In the past eighty-six years, the Montauk Playhouse has lived many lives. As the Montauk community has grown and transformed, so too has the Playhouse.
1920s: Famed developer Carl Fisher arrives in the quiet town of Montauk, with plans to build a “Miami Beach of the North”. As a centerpiece of his plans, he constructs The Montauk Tennis Auditorium. The glass-roofed, Tudor style building is immense – it was built to accommodate 2 standard-size tennis courts with seating for over 6,000.
The building is located directly across from the Montauk train station. When visitors stepped off the train, their first vision of Montauk was – and still is – this striking structure.
The facility was designed to stage numerous activities, namely tennis, but also boxing matches and large-scale conferences. The Auditorium opened on August 30, 1929 with great fanfare and a boxing exhibition. At the time of its completion the building was said to be the largest of its kind in the world.
1930s: The stock market crash of 1929 took a toll on Carl Fisher’s holdings. His Miami-beach project was failing and the Montauk project suffered in turn. The Montauk Manor, Yacht Club, and Surf Club continued to serve guests through the 1930’s, and the Tennis Auditorium continued to operate, serving primarily as the indoor tennis courts for the Montauk Manor.
1940s: During World War II, the United States Navy took over most of Carl Fisher’s buildings in Montauk for operational and recreational purposes. The Tennis Auditorium was retrofitted with heat and one of the tennis courts was transformed into an assembly hall and theater for the troops. The second court was used primarily as storage for the Montauk Manor Hotel. At the end of the war, the troops left Montauk and the building sat idle for a number of years.

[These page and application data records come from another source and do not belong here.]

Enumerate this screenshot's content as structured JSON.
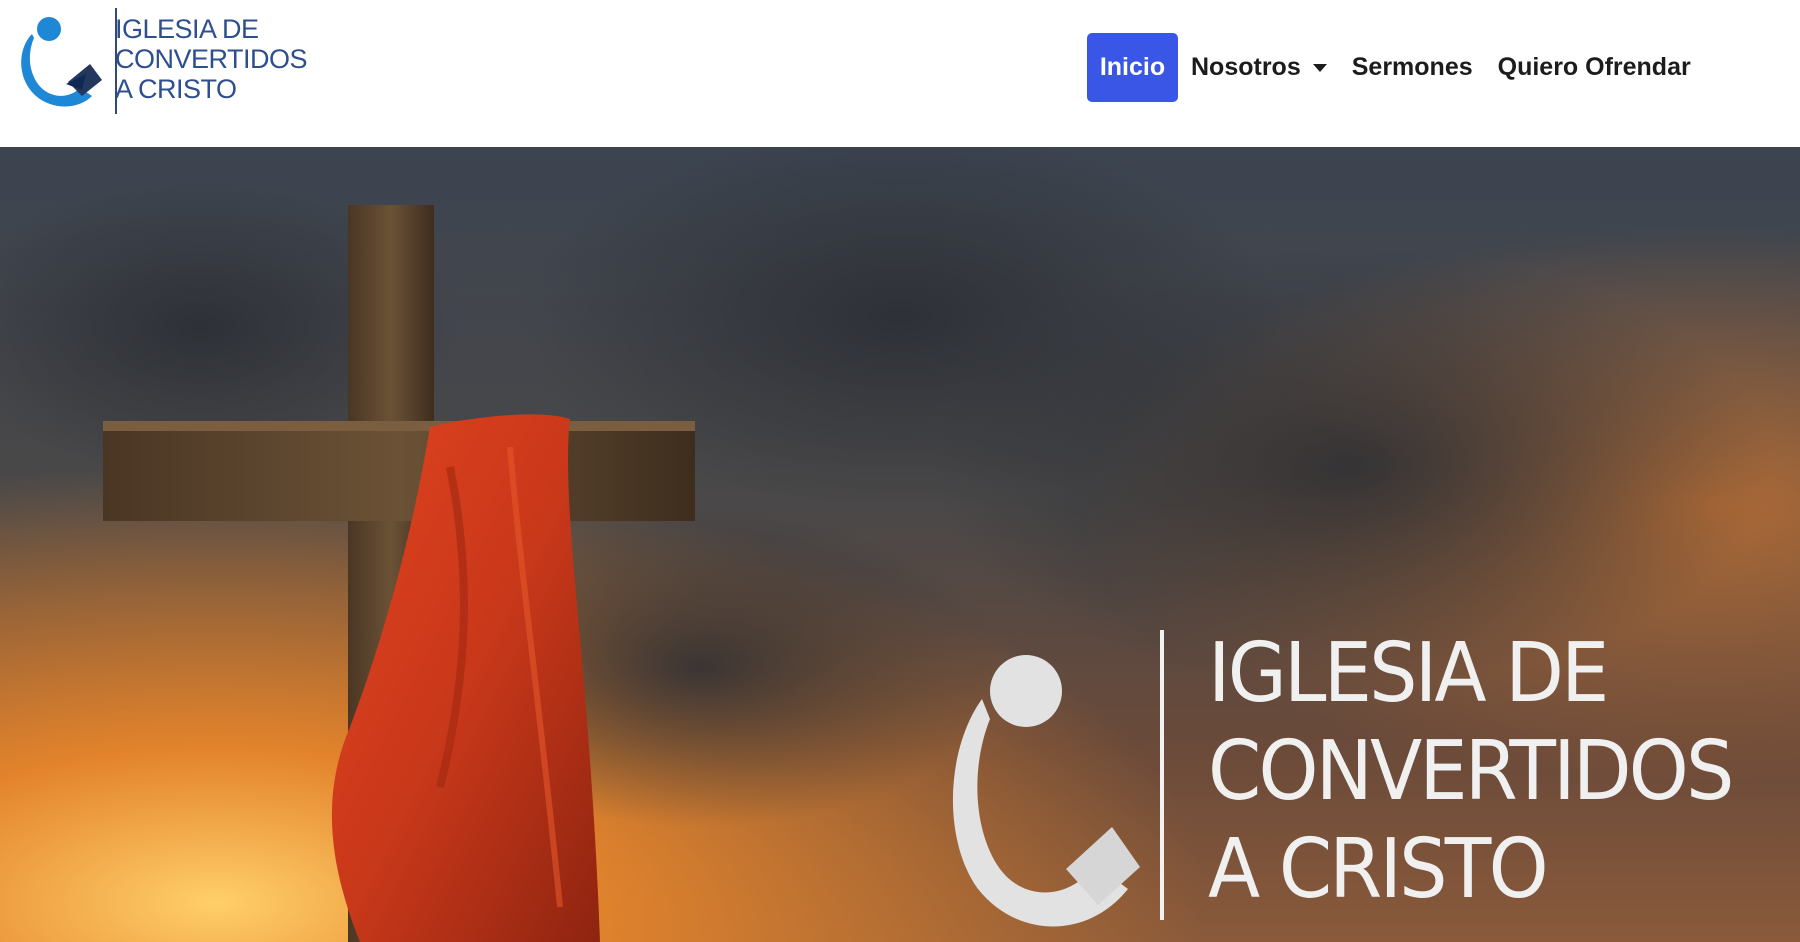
{
  "brand": {
    "lines": [
      "IGLESIA DE",
      "CONVERTIDOS",
      "A CRISTO"
    ],
    "logo_icon": "church-logo-icon",
    "colors": {
      "logo_blue": "#1e88d6",
      "text_navy": "#2e4f8f"
    }
  },
  "nav": {
    "items": [
      {
        "label": "Inicio",
        "active": true
      },
      {
        "label": "Nosotros",
        "has_dropdown": true
      },
      {
        "label": "Sermones"
      },
      {
        "label": "Quiero Ofrendar"
      }
    ],
    "active_color": "#3a56e6"
  },
  "hero": {
    "image": "cross-with-red-cloth-sunset-sky",
    "title_lines": [
      "IGLESIA DE",
      "CONVERTIDOS",
      "A CRISTO"
    ]
  }
}
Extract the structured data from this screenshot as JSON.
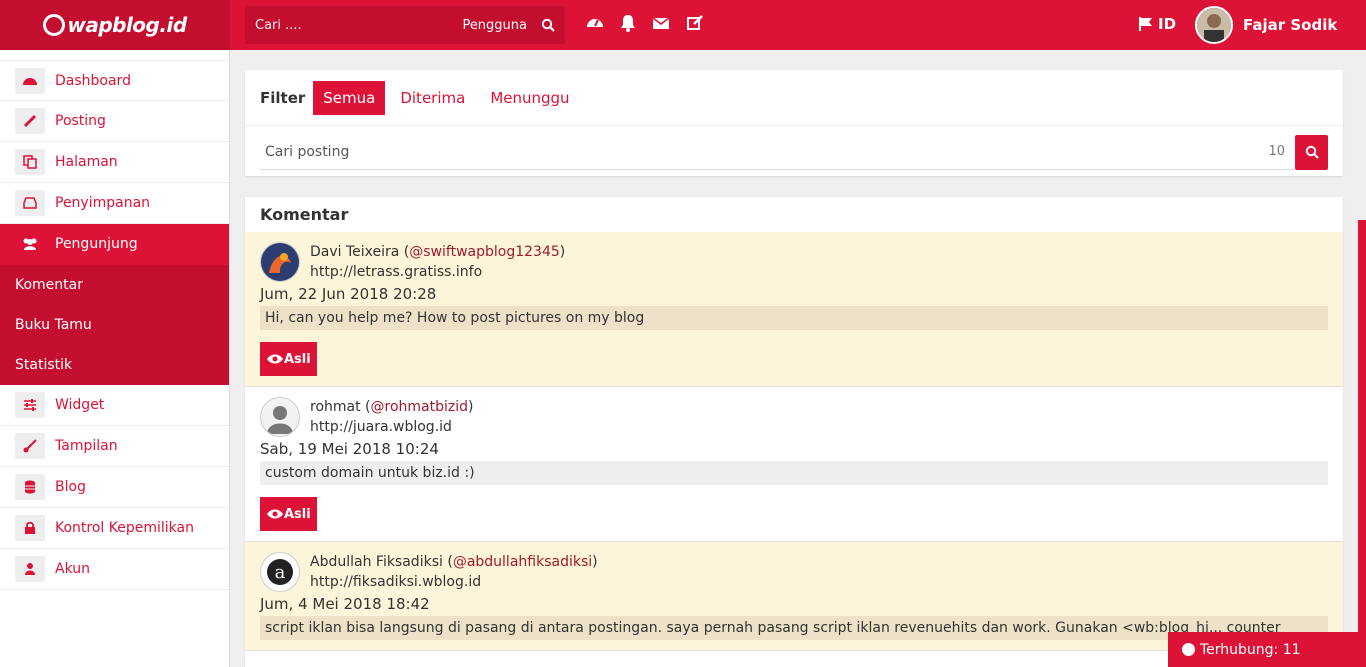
{
  "brand": {
    "name": "wapblog.id"
  },
  "header": {
    "search_placeholder": "Cari ....",
    "search_scope": "Pengguna",
    "icons": [
      "dashboard-icon",
      "bell-icon",
      "envelope-icon",
      "edit-icon"
    ],
    "language": "ID",
    "user_name": "Fajar Sodik"
  },
  "sidebar": {
    "items": [
      {
        "label": "Dashboard",
        "icon": "dashboard-icon"
      },
      {
        "label": "Posting",
        "icon": "pencil-icon"
      },
      {
        "label": "Halaman",
        "icon": "copy-icon"
      },
      {
        "label": "Penyimpanan",
        "icon": "inbox-icon"
      },
      {
        "label": "Pengunjung",
        "icon": "users-icon",
        "active": true
      },
      {
        "label": "Widget",
        "icon": "sliders-icon"
      },
      {
        "label": "Tampilan",
        "icon": "brush-icon"
      },
      {
        "label": "Blog",
        "icon": "database-icon"
      },
      {
        "label": "Kontrol Kepemilikan",
        "icon": "lock-icon"
      },
      {
        "label": "Akun",
        "icon": "user-icon"
      }
    ],
    "subitems": [
      {
        "label": "Komentar"
      },
      {
        "label": "Buku Tamu"
      },
      {
        "label": "Statistik"
      }
    ]
  },
  "filter": {
    "label": "Filter",
    "tabs": [
      {
        "label": "Semua",
        "active": true
      },
      {
        "label": "Diterima"
      },
      {
        "label": "Menunggu"
      }
    ],
    "search_placeholder": "Cari posting",
    "per_page": "10"
  },
  "comments": {
    "title": "Komentar",
    "button_label": "Asli",
    "items": [
      {
        "name": "Davi Teixeira",
        "handle": "@swiftwapblog12345",
        "url": "http://letrass.gratiss.info",
        "date": "Jum, 22 Jun 2018 20:28",
        "text": "Hi, can you help me? How to post pictures on my blog"
      },
      {
        "name": "rohmat",
        "handle": "@rohmatbizid",
        "url": "http://juara.wblog.id",
        "date": "Sab, 19 Mei 2018 10:24",
        "text": "custom domain untuk biz.id :)"
      },
      {
        "name": "Abdullah Fiksadiksi",
        "handle": "@abdullahfiksadiksi",
        "url": "http://fiksadiksi.wblog.id",
        "date": "Jum, 4 Mei 2018 18:42",
        "text": "script iklan bisa langsung di pasang di antara postingan. saya pernah pasang script iklan revenuehits dan work. Gunakan <wb:blog_hi... counter"
      }
    ]
  },
  "status": {
    "label": "Terhubung: 11"
  },
  "colors": {
    "primary": "#dd1237",
    "primary_dark": "#c40e2f",
    "highlight": "#fdf5da"
  }
}
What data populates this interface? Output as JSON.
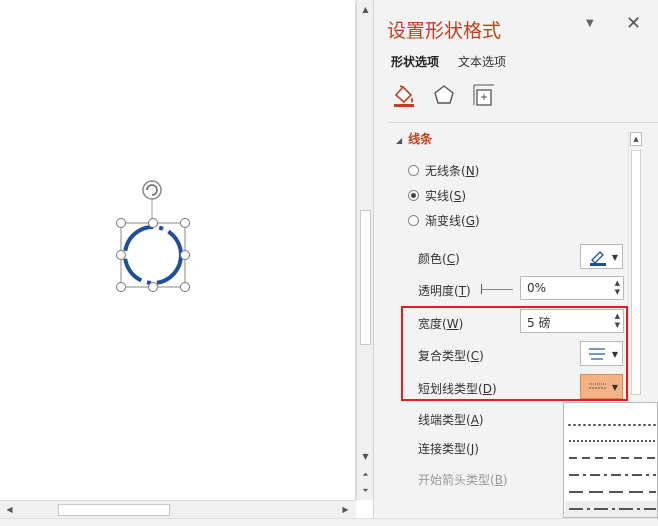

1959: The summer of 1959 saw the opening of a summer stock theater. Herb Sheldon, a TV personality, arrived in Montauk with a group of young actors. Audience members were treated to live theater performances 6 days a week. To reflect its new purpose, the name of the facility was changed from the Montauk Tennis Auditorium to the Montauk Manor Playhouse.
1960s: In 1960, Prudential Theaters opened the facility as a summer movie house. The movie continued to operate seasonally for over a decade. Many Montauk residents still have fond memories of going to movies at the Playhouse, sitting in beach chairs and watching for loose ceiling tiles.
1987: Despite years of neglect, the architectural importance of the Playhouse is recognized with a listing on the National Register of Historic Places.
1999: The Playhouse and its surrounding acreage is donated to the Town of East Hampton. The Montauk Playhouse Community Center Foundation is established to save the structure and raise funds to rehabilitate is as a community center.
2006: The restored building opens to the public as the long-awaited Montauk Playhouse Community Center. See more – Current Facilities
Today: Now, exciting plans are underway for completing the unfinished half of the Playhouse with and Aquatic Center and multi-use Cultural Center. The Foundation is working tirelessly to raise the funds needed to complete the Playhouse. See more – Future Plans